## Task goal
Could you count the lines in the entries beneath that hold the word "label"? Respond with the number alone.

## Data section

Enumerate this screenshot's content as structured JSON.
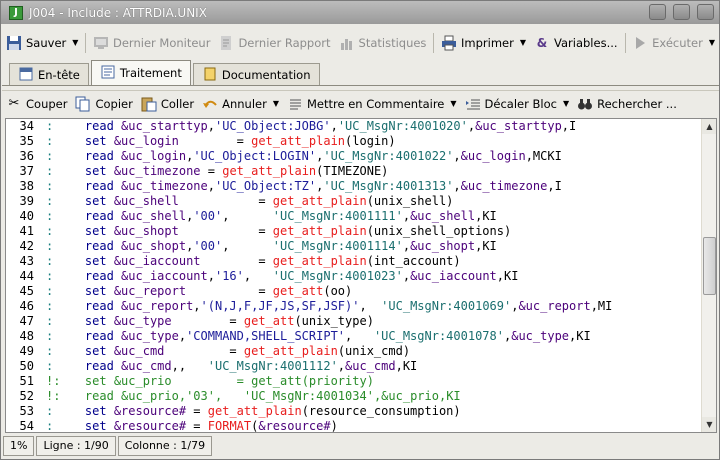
{
  "window": {
    "title": "J004 - Include : ATTRDIA.UNIX",
    "title_icon": "job-icon"
  },
  "toolbar_main": {
    "save": "Sauver",
    "last_monitor": "Dernier Moniteur",
    "last_report": "Dernier Rapport",
    "statistics": "Statistiques",
    "print": "Imprimer",
    "variables": "Variables...",
    "execute": "Exécuter"
  },
  "tabs": [
    {
      "label": "En-tête",
      "active": false
    },
    {
      "label": "Traitement",
      "active": true
    },
    {
      "label": "Documentation",
      "active": false
    }
  ],
  "toolbar_edit": {
    "cut": "Couper",
    "copy": "Copier",
    "paste": "Coller",
    "undo": "Annuler",
    "comment": "Mettre en Commentaire",
    "shift": "Décaler Bloc",
    "search": "Rechercher ..."
  },
  "code_lines": [
    {
      "n": "34",
      "m": ":",
      "t": "    read &uc_starttyp,'UC_Object:JOBG','UC_MsgNr:4001020',&uc_starttyp,I"
    },
    {
      "n": "35",
      "m": ":",
      "t": "    set &uc_login        = get_att_plain(login)"
    },
    {
      "n": "36",
      "m": ":",
      "t": "    read &uc_login,'UC_Object:LOGIN','UC_MsgNr:4001022',&uc_login,MCKI"
    },
    {
      "n": "37",
      "m": ":",
      "t": "    set &uc_timezone = get_att_plain(TIMEZONE)"
    },
    {
      "n": "38",
      "m": ":",
      "t": "    read &uc_timezone,'UC_Object:TZ','UC_MsgNr:4001313',&uc_timezone,I"
    },
    {
      "n": "39",
      "m": ":",
      "t": "    set &uc_shell           = get_att_plain(unix_shell)"
    },
    {
      "n": "40",
      "m": ":",
      "t": "    read &uc_shell,'00',      'UC_MsgNr:4001111',&uc_shell,KI"
    },
    {
      "n": "41",
      "m": ":",
      "t": "    set &uc_shopt           = get_att_plain(unix_shell_options)"
    },
    {
      "n": "42",
      "m": ":",
      "t": "    read &uc_shopt,'00',      'UC_MsgNr:4001114',&uc_shopt,KI"
    },
    {
      "n": "43",
      "m": ":",
      "t": "    set &uc_iaccount        = get_att_plain(int_account)"
    },
    {
      "n": "44",
      "m": ":",
      "t": "    read &uc_iaccount,'16',   'UC_MsgNr:4001023',&uc_iaccount,KI"
    },
    {
      "n": "45",
      "m": ":",
      "t": "    set &uc_report          = get_att(oo)"
    },
    {
      "n": "46",
      "m": ":",
      "t": "    read &uc_report,'(N,J,F,JF,JS,SF,JSF)',  'UC_MsgNr:4001069',&uc_report,MI"
    },
    {
      "n": "47",
      "m": ":",
      "t": "    set &uc_type        = get_att(unix_type)"
    },
    {
      "n": "48",
      "m": ":",
      "t": "    read &uc_type,'COMMAND,SHELL_SCRIPT',   'UC_MsgNr:4001078',&uc_type,KI"
    },
    {
      "n": "49",
      "m": ":",
      "t": "    set &uc_cmd         = get_att_plain(unix_cmd)"
    },
    {
      "n": "50",
      "m": ":",
      "t": "    read &uc_cmd,,   'UC_MsgNr:4001112',&uc_cmd,KI"
    },
    {
      "n": "51",
      "m": "!:",
      "t": "    set &uc_prio         = get_att(priority)"
    },
    {
      "n": "52",
      "m": "!:",
      "t": "    read &uc_prio,'03',   'UC_MsgNr:4001034',&uc_prio,KI"
    },
    {
      "n": "53",
      "m": ":",
      "t": "    set &resource# = get_att_plain(resource_consumption)"
    },
    {
      "n": "54",
      "m": ":",
      "t": "    set &resource# = FORMAT(&resource#)"
    }
  ],
  "status": {
    "zoom": "1%",
    "line": "Ligne : 1/90",
    "column": "Colonne : 1/79"
  }
}
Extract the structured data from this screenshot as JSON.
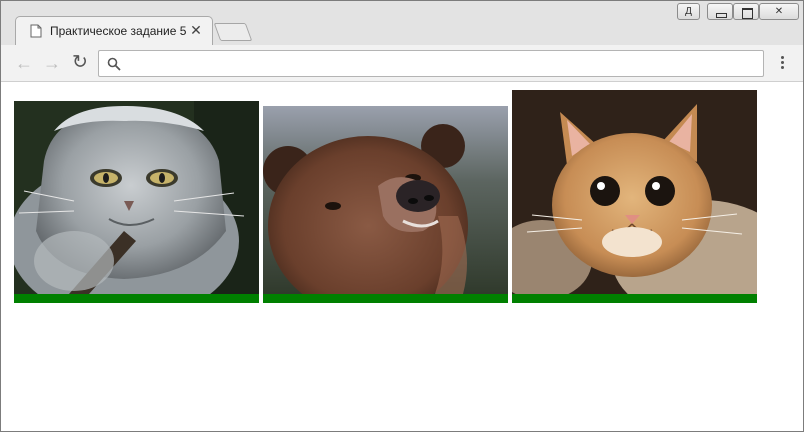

## Answer box
3